Fort Bragg Soldiers seeking healthy meals on post now have a new dining option: the new U.S. Army John F. Kennedy Special Warfare Center and School dining facility, focused on special-operations Soldiers' nutrition, will opened Dec. 1 on Fort Bragg, N.C., on Ardennes St. near Bank Hall.
The dining facility, or DFAC, was developed through cooperation between SWCS, its Tactical Human Optimization, Rapid Rehabilitation and Reconditioning (THOR3) Program, and the 18th Fires Brigade on post.
The DFAC is open to all military, civilian and contractor personnel on Fort Bragg, and its menus will be specifically designed to meet the nutritional needs of special-operations Soldiers.
"The new SWCS DFAC will focus on human performance optimization through nutrition for the [special-operations] operator, student, trainee or candidate," said Christi Logan, the SWCS THOR3 Performance Dietitian. "The DFAC will provide a place for the practical application of their performance nutrition education that they receive through THOR3 courses."
Soldiers attending special-operations courses at SWCS, such as the Special Forces, Civil Affairs or Psychological Operations Qualification Course, receive classes on maintaining their bodies' peak physical condition.

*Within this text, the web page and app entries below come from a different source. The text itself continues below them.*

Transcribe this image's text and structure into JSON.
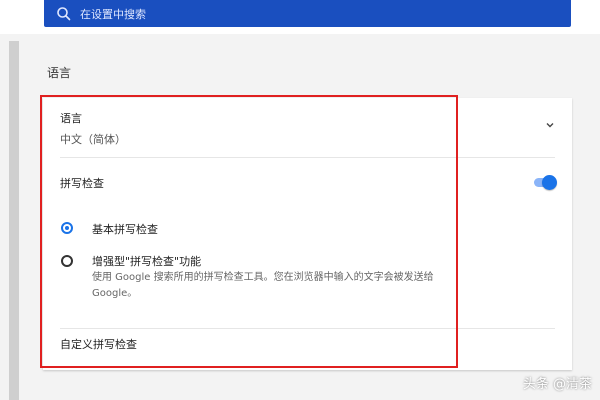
{
  "search": {
    "placeholder": "在设置中搜索"
  },
  "section": {
    "title": "语言"
  },
  "language": {
    "label": "语言",
    "value": "中文（简体）"
  },
  "spellcheck": {
    "label": "拼写检查",
    "enabled": true,
    "options": [
      {
        "label": "基本拼写检查",
        "checked": true,
        "desc": ""
      },
      {
        "label": "增强型\"拼写检查\"功能",
        "checked": false,
        "desc": "使用 Google 搜索所用的拼写检查工具。您在浏览器中输入的文字会被发送给 Google。"
      }
    ],
    "custom_label": "自定义拼写检查"
  },
  "watermark": "头条 @清茶",
  "colors": {
    "accent": "#1a73e8",
    "search_bar": "#1a4fbf",
    "highlight_frame": "#e02020"
  }
}
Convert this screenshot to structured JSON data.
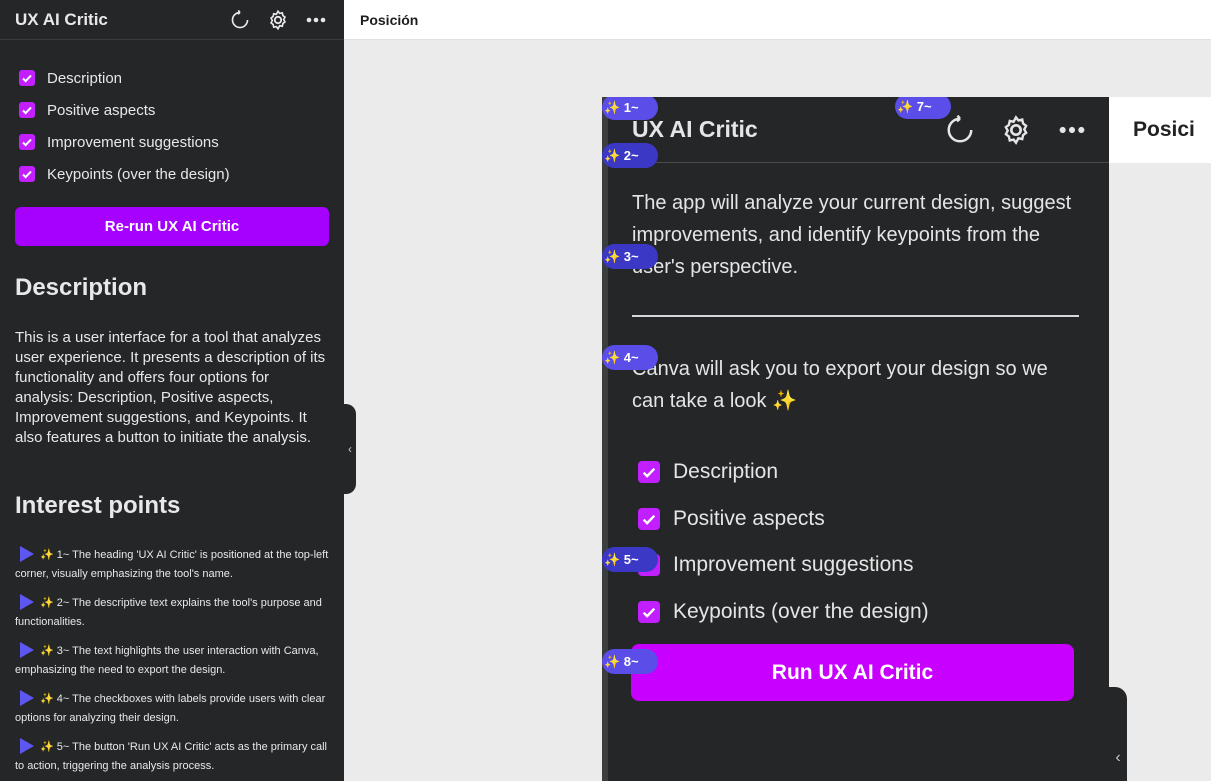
{
  "sidebar": {
    "title": "UX AI Critic",
    "options": [
      {
        "label": "Description",
        "checked": true
      },
      {
        "label": "Positive aspects",
        "checked": true
      },
      {
        "label": "Improvement suggestions",
        "checked": true
      },
      {
        "label": "Keypoints (over the design)",
        "checked": true
      }
    ],
    "rerun_button": "Re-run UX AI Critic",
    "description_heading": "Description",
    "description_text": "This is a user interface for a tool that analyzes user experience. It presents a description of its functionality and offers four options for analysis: Description, Positive aspects, Improvement suggestions, and Keypoints. It also features a button to initiate the analysis.",
    "interest_heading": "Interest points",
    "interest_points": [
      "✨ 1~ The heading 'UX AI Critic' is positioned at the top-left corner, visually emphasizing the tool's name.",
      "✨ 2~ The descriptive text explains the tool's purpose and functionalities.",
      "✨ 3~ The text highlights the user interaction with Canva, emphasizing the need to export the design.",
      "✨ 4~ The checkboxes with labels provide users with clear options for analyzing their design.",
      "✨ 5~ The button 'Run UX AI Critic' acts as the primary call to action, triggering the analysis process."
    ],
    "collapse_glyph": "‹"
  },
  "topbar": {
    "title": "Posición"
  },
  "screenshot": {
    "title": "UX AI Critic",
    "intro": "The app will analyze your current design, suggest improvements, and identify keypoints from the user's perspective.",
    "export_text": "Canva will ask you to export your design so we can take a look ✨",
    "options": [
      "Description",
      "Positive aspects",
      "Improvement suggestions",
      "Keypoints (over the design)"
    ],
    "run_button": "Run UX AI Critic",
    "topbar_title": "Posici",
    "collapse_glyph": "‹"
  },
  "badges": [
    "✨ 1~",
    "✨ 2~",
    "✨ 3~",
    "✨ 4~",
    "✨ 5~",
    "✨ 7~",
    "✨ 8~"
  ],
  "colors": {
    "accent": "#a600ff",
    "checkbox": "#c21fff",
    "badge": "#5a4de8",
    "panel": "#252627"
  },
  "icons": [
    "refresh-icon",
    "gear-icon",
    "more-icon",
    "check-icon",
    "triangle-right-icon"
  ]
}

By eating at the DFAC, Soldiers will be able to learn first-hand what performance foods are and how to improve their selection, Logan said.
"Changing from a culture of quick, convenient foods to a culture where food is focused on human performance optimization is a concept being integrated from the best of the Olympic, professional and collegiate sporting worlds," Logan said.
Unlike professional athletes, special-operations Soldiers do not get an "off-season" to train or recover, and must adapt to ever-changing schedules including deployments, missions and training, Logan said. To help special-operations Soldiers' physical and mental performance, the SWCS DFAC menus are designed to emphasize a variety of deep-colored fruits and vegetables to optimize immune function, quality carbohydrates to enhance endurance and recovery, lean proteins to build muscle, and performance-based fats to reduce inflammation and improve blood flow.
"We will aim to support the patron in optimizing their food choices so that no matter which foods they choose, they will be ensured a nutritious choice," Logan said. "We will prepare foods using healthy cooking techniques such as baking, roasting, broiling, steaming, sautéing and grilling."
This DFAC will blend conventional Army food service with the unique nutritional needs of the special-operations community, Logan said. The 18th Fires Brigade food service team will staff the facility, serving healthy and nutritious items for all patrons while optimizing human performance for the special-operations community, creating what Logan hopes to be a new dining culture for the Army.
"Our goal at the SWCS DFAC is to educate from the plate," Logan said. "The food we serve is the education, it will set the standard for students and operators for the rest of their careers. Their choices today will affect their performance tomorrow, whether that is next week or next year."
The DFAC is scheduled to be open three times a day every weekday: 7:30 a.m. to 9 a.m. for breakfast, 11:30 a.m. to 1 p.m. for lunch and 5 p.m. to 6:30 p.m. for dinner, except for Wednesday dinners which will be served from 4:30 p.m. to 6 p.m. On select weekends (in rotation with other Fort Bragg dining facilities), the SWCS DFAC will be open 8 a.m. to 10 a.m. for breakfast, 11:30 a.m. to 1:30 p.m. for lunch and 3:30 p.m. to 5:30 p.m.
Through the remainder of 2012, SWCS DFAC customers will pay $3.45 for breakfast and $4.55 for lunch or dinner.
The 26,850-square-foot facility's construction was completed in April 2012. The SWCS DFAC began serving food Dec. 1 and will officially celebrate its grand opening during the lunch meal Dec. 3, the first weekday it will be open.